> [Problem description] Every line below that contains "engine" is to be copied.
### Information shown
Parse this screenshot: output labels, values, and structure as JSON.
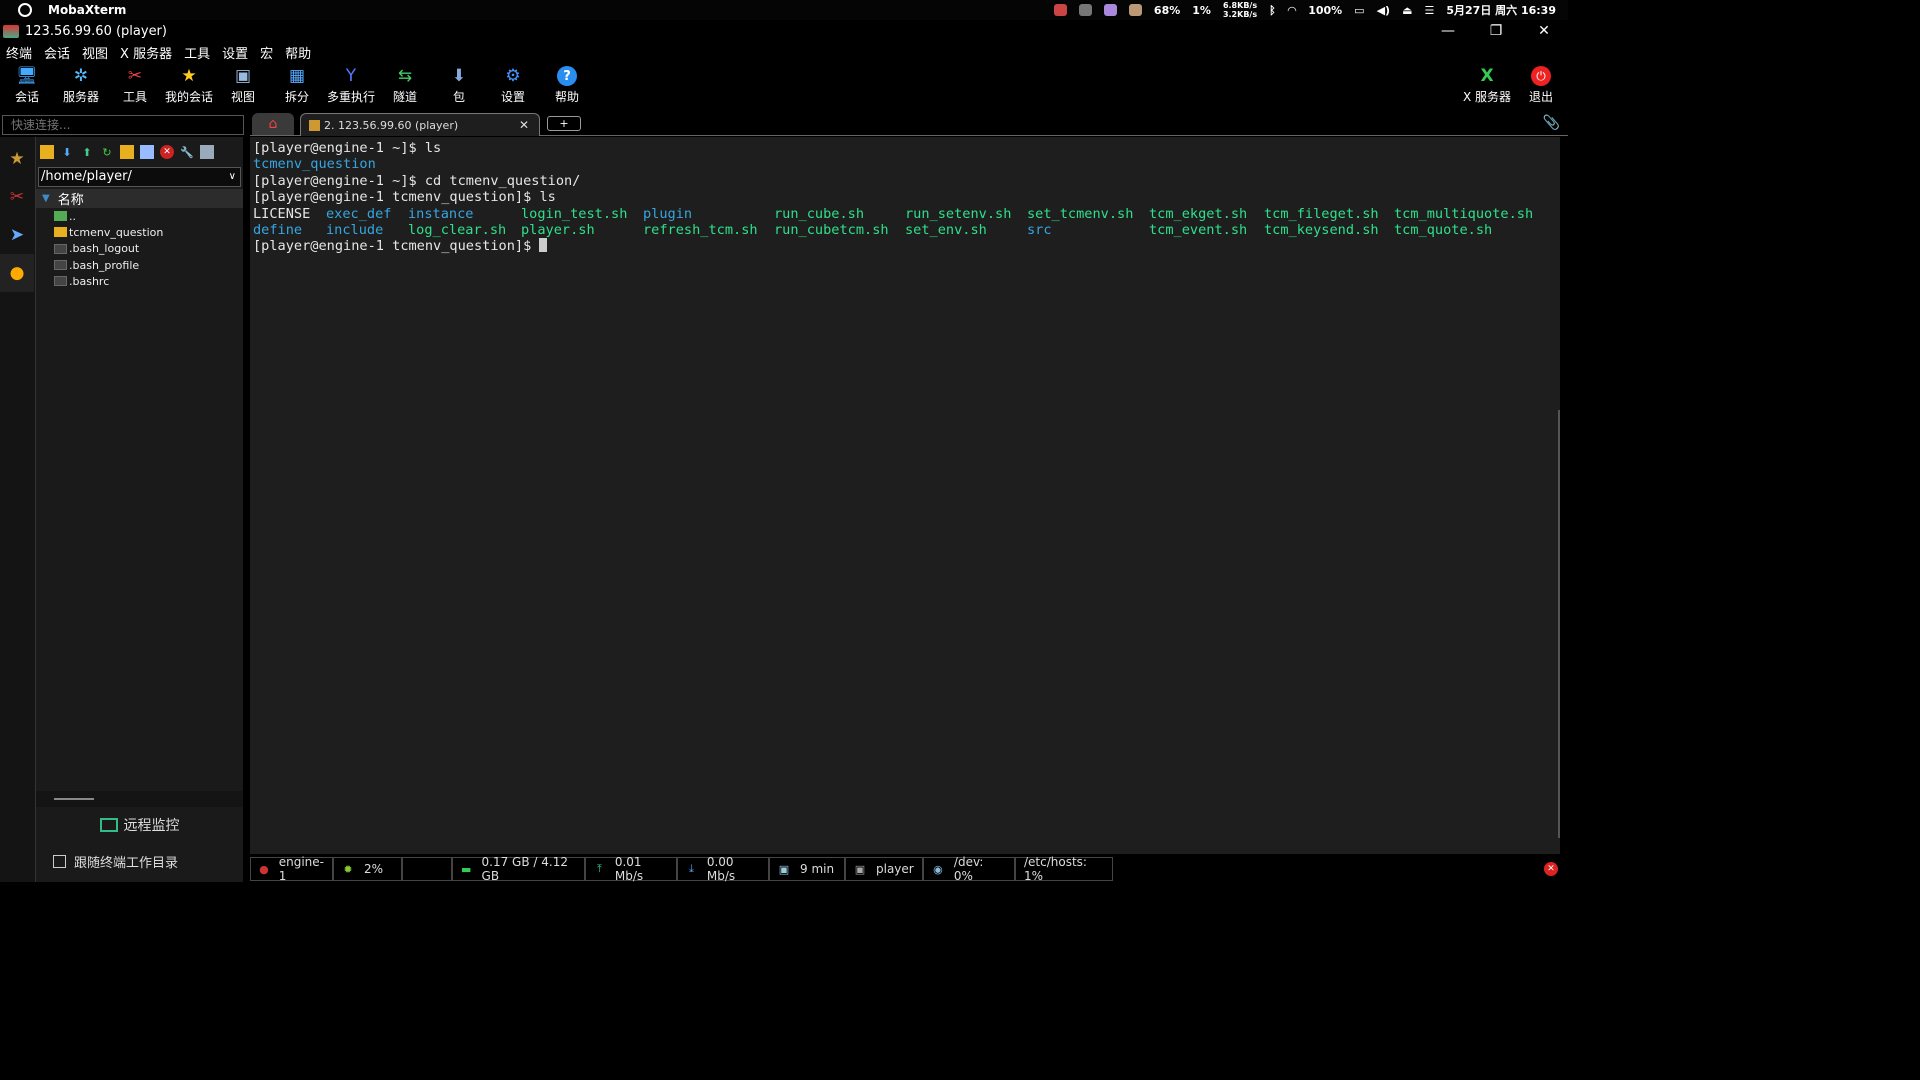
{
  "macbar": {
    "app_name": "MobaXterm",
    "cpu_temp": "68%",
    "cpu": "1%",
    "net_up": "6.8KB/s",
    "net_down": "3.2KB/s",
    "battery": "100%",
    "datetime": "5月27日 周六 16:39"
  },
  "window": {
    "title": "123.56.99.60 (player)",
    "minimize": "—",
    "restore": "❐",
    "close": "✕"
  },
  "menu": [
    "终端",
    "会话",
    "视图",
    "X 服务器",
    "工具",
    "设置",
    "宏",
    "帮助"
  ],
  "toolbar": {
    "items": [
      {
        "label": "会话",
        "icon": "session-icon"
      },
      {
        "label": "服务器",
        "icon": "servers-icon"
      },
      {
        "label": "工具",
        "icon": "tools-icon"
      },
      {
        "label": "我的会话",
        "icon": "star-icon"
      },
      {
        "label": "视图",
        "icon": "view-icon"
      },
      {
        "label": "拆分",
        "icon": "split-icon"
      },
      {
        "label": "多重执行",
        "icon": "multiexec-icon"
      },
      {
        "label": "隧道",
        "icon": "tunnel-icon"
      },
      {
        "label": "包",
        "icon": "package-icon"
      },
      {
        "label": "设置",
        "icon": "settings-icon"
      },
      {
        "label": "帮助",
        "icon": "help-icon"
      }
    ],
    "xserver": "X 服务器",
    "exit": "退出"
  },
  "quick_connect": {
    "placeholder": "快速连接..."
  },
  "tabs": {
    "session": "2. 123.56.99.60 (player)",
    "close": "✕",
    "add": "+"
  },
  "sftp": {
    "path": "/home/player/",
    "column": "名称",
    "files": [
      "..",
      "tcmenv_question",
      ".bash_logout",
      ".bash_profile",
      ".bashrc"
    ],
    "remote_monitor": "远程监控",
    "follow_terminal": "跟随终端工作目录"
  },
  "terminal": {
    "lines": [
      "[player@engine-1 ~]$ ls",
      null,
      "[player@engine-1 ~]$ cd tcmenv_question/",
      "[player@engine-1 tcmenv_question]$ ls"
    ],
    "ls1": "tcmenv_question",
    "grid": [
      [
        {
          "t": "LICENSE",
          "c": "w"
        },
        {
          "t": "exec_def",
          "c": "b"
        },
        {
          "t": "instance",
          "c": "b"
        },
        {
          "t": "login_test.sh",
          "c": "g"
        },
        {
          "t": "plugin",
          "c": "b"
        },
        {
          "t": "run_cube.sh",
          "c": "g"
        },
        {
          "t": "run_setenv.sh",
          "c": "g"
        },
        {
          "t": "set_tcmenv.sh",
          "c": "g"
        },
        {
          "t": "tcm_ekget.sh",
          "c": "g"
        },
        {
          "t": "tcm_fileget.sh",
          "c": "g"
        },
        {
          "t": "tcm_multiquote.sh",
          "c": "g"
        }
      ],
      [
        {
          "t": "define",
          "c": "b"
        },
        {
          "t": "include",
          "c": "b"
        },
        {
          "t": "log_clear.sh",
          "c": "g"
        },
        {
          "t": "player.sh",
          "c": "g"
        },
        {
          "t": "refresh_tcm.sh",
          "c": "g"
        },
        {
          "t": "run_cubetcm.sh",
          "c": "g"
        },
        {
          "t": "set_env.sh",
          "c": "g"
        },
        {
          "t": "src",
          "c": "b"
        },
        {
          "t": "tcm_event.sh",
          "c": "g"
        },
        {
          "t": "tcm_keysend.sh",
          "c": "g"
        },
        {
          "t": "tcm_quote.sh",
          "c": "g"
        }
      ]
    ],
    "prompt": "[player@engine-1 tcmenv_question]$ "
  },
  "colors": {
    "dir": "#36a6e0",
    "exec": "#2ee08a",
    "text": "#e6e6e6"
  },
  "status": {
    "host": "engine-1",
    "cpu": "2%",
    "memory": "0.17 GB / 4.12 GB",
    "upload": "0.01 Mb/s",
    "download": "0.00 Mb/s",
    "uptime": "9 min",
    "user": "player",
    "dev": "/dev: 0%",
    "hosts": "/etc/hosts: 1%"
  }
}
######
> [Your response]
      "[player@engine-1 ~]$ ls",
      "[player@engine-1 ~]$ cd tcmenv_question/",
      "[player@engine-1 tcmenv_question]$ ls"
    "prompt": "[player@engine-1 tcmenv_question]$ "
    "host": "engine-1",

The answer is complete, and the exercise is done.